When our son was 4, he was diagnosed with a kidney condition and admitted to the hospital. His pediatrician placed the stethoscope to his heart and in an effort to entertain him asked, “What do you think I’ll hear?” I’ll never forget his sweet little response, “Jesus. He lives in there. Does He live in your heart too?” Her eyes swelled with tears and she said, “Yes, He does.” It was an instant connection between us and her, and 10 years later, she still rejoices with us over the fact that God healed our son of what even she thought would last a lifetime. Faith matters and prayer changes things, it’s just as beautiful as that.
WOW WOW WOW! Such a cool story!
What a beautiful tribute to your faith…in God and the people He gives us to help those we love most!
Thanks, Rebecca. xo
My father had been in and out of the hospital starting back in October. He is only 73. He spent the first 2 months of this year in the hospital with the majority of the time in ICU. I was so scared it was the end but I continued to pray and all of my friends and family prayed for him and the doctors. Two weeks ago he was transferred out of ICU and into a rehab facility. He is slowly getting his strength back to walk and eat. The power of prayer has been an eye opener for me! He will never be the same physically but he is back mentally and I am so greatfull to have even one more day with him!

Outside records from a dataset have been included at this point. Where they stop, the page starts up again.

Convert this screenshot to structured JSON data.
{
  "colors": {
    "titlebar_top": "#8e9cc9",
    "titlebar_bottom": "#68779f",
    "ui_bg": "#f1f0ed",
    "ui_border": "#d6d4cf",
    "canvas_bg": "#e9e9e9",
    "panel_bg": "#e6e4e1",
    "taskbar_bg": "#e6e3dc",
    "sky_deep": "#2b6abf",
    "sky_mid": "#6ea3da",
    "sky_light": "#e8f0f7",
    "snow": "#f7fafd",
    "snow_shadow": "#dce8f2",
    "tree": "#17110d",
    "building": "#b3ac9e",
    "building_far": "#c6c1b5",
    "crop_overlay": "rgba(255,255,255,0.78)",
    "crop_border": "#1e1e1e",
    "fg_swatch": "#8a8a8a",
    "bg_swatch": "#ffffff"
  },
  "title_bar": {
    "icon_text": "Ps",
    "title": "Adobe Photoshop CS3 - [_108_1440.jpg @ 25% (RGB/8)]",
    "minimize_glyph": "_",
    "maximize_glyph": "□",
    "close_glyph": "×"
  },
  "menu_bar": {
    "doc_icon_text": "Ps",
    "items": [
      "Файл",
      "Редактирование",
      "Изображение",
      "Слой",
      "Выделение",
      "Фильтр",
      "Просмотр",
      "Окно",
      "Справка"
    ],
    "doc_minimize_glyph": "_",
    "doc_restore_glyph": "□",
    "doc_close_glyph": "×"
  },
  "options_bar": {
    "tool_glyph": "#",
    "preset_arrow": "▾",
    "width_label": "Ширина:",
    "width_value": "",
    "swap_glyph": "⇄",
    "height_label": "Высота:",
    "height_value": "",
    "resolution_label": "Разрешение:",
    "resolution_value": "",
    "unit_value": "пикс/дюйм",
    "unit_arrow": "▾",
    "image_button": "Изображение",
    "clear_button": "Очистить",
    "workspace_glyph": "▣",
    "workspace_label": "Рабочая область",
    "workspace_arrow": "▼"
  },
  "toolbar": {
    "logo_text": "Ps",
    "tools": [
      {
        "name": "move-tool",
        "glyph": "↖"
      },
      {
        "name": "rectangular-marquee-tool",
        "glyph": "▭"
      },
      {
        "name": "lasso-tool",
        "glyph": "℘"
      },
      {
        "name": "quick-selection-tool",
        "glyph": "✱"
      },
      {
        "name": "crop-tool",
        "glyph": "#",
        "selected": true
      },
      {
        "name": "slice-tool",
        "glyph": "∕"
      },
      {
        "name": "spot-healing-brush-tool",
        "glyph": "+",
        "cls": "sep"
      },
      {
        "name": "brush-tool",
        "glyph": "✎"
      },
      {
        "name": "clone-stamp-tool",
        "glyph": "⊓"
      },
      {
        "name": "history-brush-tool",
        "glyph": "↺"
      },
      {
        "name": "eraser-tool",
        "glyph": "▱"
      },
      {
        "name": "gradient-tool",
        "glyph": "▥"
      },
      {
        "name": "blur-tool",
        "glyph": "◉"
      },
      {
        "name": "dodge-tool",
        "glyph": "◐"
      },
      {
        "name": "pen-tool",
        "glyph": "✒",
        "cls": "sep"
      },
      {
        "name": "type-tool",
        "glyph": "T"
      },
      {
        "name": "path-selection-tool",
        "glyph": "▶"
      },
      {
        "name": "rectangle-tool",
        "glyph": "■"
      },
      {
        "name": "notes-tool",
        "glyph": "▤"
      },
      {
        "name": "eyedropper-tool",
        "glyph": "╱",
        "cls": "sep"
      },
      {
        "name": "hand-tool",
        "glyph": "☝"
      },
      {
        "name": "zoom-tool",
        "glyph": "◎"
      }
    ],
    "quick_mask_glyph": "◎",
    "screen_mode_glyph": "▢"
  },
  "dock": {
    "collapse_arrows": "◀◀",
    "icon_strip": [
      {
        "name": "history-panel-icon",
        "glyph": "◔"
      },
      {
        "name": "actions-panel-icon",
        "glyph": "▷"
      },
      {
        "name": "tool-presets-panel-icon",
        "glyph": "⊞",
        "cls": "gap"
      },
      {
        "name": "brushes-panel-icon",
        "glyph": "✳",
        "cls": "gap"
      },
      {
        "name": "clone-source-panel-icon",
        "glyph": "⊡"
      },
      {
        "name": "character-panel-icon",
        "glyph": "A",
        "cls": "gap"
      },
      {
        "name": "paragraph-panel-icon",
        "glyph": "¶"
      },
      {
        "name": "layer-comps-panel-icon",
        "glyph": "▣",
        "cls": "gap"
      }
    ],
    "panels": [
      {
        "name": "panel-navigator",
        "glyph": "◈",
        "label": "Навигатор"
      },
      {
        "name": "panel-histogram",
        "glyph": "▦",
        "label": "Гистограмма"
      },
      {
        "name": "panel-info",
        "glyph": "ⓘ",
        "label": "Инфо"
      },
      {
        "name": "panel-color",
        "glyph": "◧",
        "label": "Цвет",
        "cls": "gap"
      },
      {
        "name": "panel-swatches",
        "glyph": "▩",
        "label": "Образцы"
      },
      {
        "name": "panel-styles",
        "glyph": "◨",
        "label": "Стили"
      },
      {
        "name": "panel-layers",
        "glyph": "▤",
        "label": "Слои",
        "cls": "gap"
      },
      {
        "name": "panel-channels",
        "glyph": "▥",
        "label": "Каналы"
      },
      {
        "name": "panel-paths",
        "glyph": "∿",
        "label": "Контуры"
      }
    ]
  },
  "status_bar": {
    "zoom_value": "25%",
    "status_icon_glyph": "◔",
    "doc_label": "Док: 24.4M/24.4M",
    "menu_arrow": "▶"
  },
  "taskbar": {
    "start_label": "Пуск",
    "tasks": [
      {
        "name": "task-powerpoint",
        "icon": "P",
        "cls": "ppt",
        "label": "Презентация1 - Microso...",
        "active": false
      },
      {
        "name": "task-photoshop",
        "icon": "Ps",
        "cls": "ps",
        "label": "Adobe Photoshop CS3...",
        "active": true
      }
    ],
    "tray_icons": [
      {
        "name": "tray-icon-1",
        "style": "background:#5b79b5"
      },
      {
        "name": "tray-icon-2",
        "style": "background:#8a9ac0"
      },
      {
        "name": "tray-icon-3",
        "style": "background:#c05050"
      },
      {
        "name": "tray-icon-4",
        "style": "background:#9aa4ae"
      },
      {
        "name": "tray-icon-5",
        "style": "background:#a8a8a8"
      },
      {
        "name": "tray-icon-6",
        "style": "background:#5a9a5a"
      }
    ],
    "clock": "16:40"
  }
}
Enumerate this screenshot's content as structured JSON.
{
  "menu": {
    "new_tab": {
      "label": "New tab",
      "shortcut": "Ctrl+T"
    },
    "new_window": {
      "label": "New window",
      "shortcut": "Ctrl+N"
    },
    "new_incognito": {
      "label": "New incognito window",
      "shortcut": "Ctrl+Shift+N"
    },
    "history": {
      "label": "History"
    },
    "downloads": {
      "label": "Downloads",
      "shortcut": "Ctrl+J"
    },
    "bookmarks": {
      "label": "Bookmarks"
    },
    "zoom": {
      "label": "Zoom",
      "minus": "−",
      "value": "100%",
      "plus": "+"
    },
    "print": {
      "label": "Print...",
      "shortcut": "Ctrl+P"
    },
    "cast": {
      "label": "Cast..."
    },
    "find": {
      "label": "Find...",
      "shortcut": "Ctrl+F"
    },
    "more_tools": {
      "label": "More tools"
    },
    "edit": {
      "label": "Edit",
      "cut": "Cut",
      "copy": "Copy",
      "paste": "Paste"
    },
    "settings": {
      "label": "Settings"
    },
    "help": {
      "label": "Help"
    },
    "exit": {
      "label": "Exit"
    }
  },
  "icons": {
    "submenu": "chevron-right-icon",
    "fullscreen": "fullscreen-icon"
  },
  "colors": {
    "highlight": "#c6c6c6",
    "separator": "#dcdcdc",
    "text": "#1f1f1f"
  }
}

Praying for your dad right now, Christy.
My Dad had a 17 hour surgery 7 years ago to remove a tumor from his brain stem. The doctor called him his miracle patient. The whole staff made us feel loved.
Caring physicians are such a blessing!
Such a great story. Thanks, Julie!
So grateful you’ve received some answers, Jennifer.
We are too. She is like a new kid! Still bumps in the road, but almost a full 180 turn.
So glad to hear the outcome and that in spite of the difficulty, you received answers and proper treatement. My daughter was in the hospital all week, and it is difficult when doctors don’t know what is happening and how to treat it. I’ve never been in a situation where doctors prayed for wisdom and healing but I can imagine the comfort and strength this would bring…not to mention the testimony of faith!
Tears pricked my eyes as I read this post. I felt your helplessness that reduced prayers to groans because I’ve been there too. And my heart overflowed with gratitude to hear about such humble, caring doctors and nurses who pray for their patients and proclaim the miracles when they see them. Last, I’m praising God with you that all the trauma and tests and “testings” came to a joy-filled conclusion for Anna. Glory to God for his awesome works!